Tuesday the Cat here! Now that summer has come and gone, it’s time to curl up and enjoy these colder months with friends and family. The holidays are the perfect time for delicious food, gift giving, and of course – lots of snuggling! But before we get to all the fun stuff, it’s important to go over a few tips to have a safe holiday season.

Food Safety: Small portions of lean meats such as chicken, turkey, and beef make an ideal treat for cats. Make sure the meat is cooked to the proper temperature, and be sure to check for bones. It’s best to remove the excess skin and fat, and avoid meats that have spices, seasonings, and oils. Steamed or baked vegetables such as carrots, green beans, or asparagus also make a great snack for your pet.

Foods that were prepared with rich ingredients like mayonnaise can lead to an upset stomach. Other ingredients like garlic and chives cause digestion problems, especially if a large quantity is consumed. Onions cause damage to the red blood cells, and are extremely poisonous to cats. Onion poisoning can have serious effects such as sluggishness, weight loss, and anemia.

Remember – it’s important to let everyone in your family know which foods are safe and which ones can cause a tummy ache. With a little caution, you can eliminate the risk of illness and still give your pet delicious treats!

Holiday Decorations & Linear Foreign Bodies: Common holiday decorations can be a source of danger for cats. Plants like lilies and daffodils are highly toxic to cats; symptoms include digestive upset, heart arrhythmia, kidney failure, convulsions, or even death. Holly and mistletoe are also toxic plants that can cause vomiting and diarrhea, although serious side effects typically occur only if large quantities are ingested. Despite their reputation, American poinsettias are not deadly to pets and only cause mild stomach irritability.

If your family has a fir, pine, or spruce Christmas tree, be sure to cover the water. Pesticides and fertilizer that keep the water fresh can make your cat very ill. Even if you have an artificial tree, pets may still chew or eat the needles, so it’s important to watch for any changes in their behavior such as a difference in activity, appetite, and water consumption as well as vomiting or diarrhea.

The holiday season also means lots of gifts wrapped with shiny ribbon and sparkly decorations hanging on the tree. Not surprisingly, these flashy adornments are extremely appealing for curious cats who think they’ve found the perfect new toy! String, ribbon, and other thin objects (also known as linear foreign bodies) can pose a serious threat to cats and kittens if swallowed accidentally. Linear foreign bodies can become wrapped around the intestines which could cause severe health problems, or even death. Like young children, kittens should never have toys with detachable parts or toys that are small enough to swallow. And remember – never let your kitten or cat play with string or ribbon, especially unsupervised.

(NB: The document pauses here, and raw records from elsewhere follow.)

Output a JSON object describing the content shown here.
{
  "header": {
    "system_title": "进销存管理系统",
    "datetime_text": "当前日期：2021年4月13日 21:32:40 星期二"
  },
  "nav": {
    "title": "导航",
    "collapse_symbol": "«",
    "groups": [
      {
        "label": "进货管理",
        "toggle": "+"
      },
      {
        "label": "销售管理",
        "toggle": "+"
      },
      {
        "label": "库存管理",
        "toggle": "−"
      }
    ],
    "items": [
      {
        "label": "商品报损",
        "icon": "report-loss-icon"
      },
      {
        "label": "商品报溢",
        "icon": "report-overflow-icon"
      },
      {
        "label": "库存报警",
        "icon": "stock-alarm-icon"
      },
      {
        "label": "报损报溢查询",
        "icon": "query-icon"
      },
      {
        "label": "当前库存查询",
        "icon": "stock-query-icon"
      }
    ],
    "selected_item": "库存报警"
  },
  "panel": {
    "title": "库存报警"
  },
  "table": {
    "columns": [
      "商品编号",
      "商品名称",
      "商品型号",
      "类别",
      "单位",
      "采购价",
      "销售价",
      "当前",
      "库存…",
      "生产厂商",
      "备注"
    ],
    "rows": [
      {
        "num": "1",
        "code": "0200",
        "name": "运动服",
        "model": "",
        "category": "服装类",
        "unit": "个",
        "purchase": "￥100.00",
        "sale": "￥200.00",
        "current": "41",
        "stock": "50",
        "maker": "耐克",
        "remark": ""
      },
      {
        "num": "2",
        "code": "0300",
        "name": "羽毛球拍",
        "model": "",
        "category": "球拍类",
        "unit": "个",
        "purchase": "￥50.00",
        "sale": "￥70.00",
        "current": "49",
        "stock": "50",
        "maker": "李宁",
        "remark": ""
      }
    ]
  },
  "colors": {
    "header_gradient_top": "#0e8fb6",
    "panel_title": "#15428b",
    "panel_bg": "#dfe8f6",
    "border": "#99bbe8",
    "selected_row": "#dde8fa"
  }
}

So take it from me – if you follow my advice, you and your cat will enjoy a relaxing holiday season filled with yummy treats and most importantly, lots of snuggling.

Happy Holidays, everyone!

Tuesday, Cat Blogger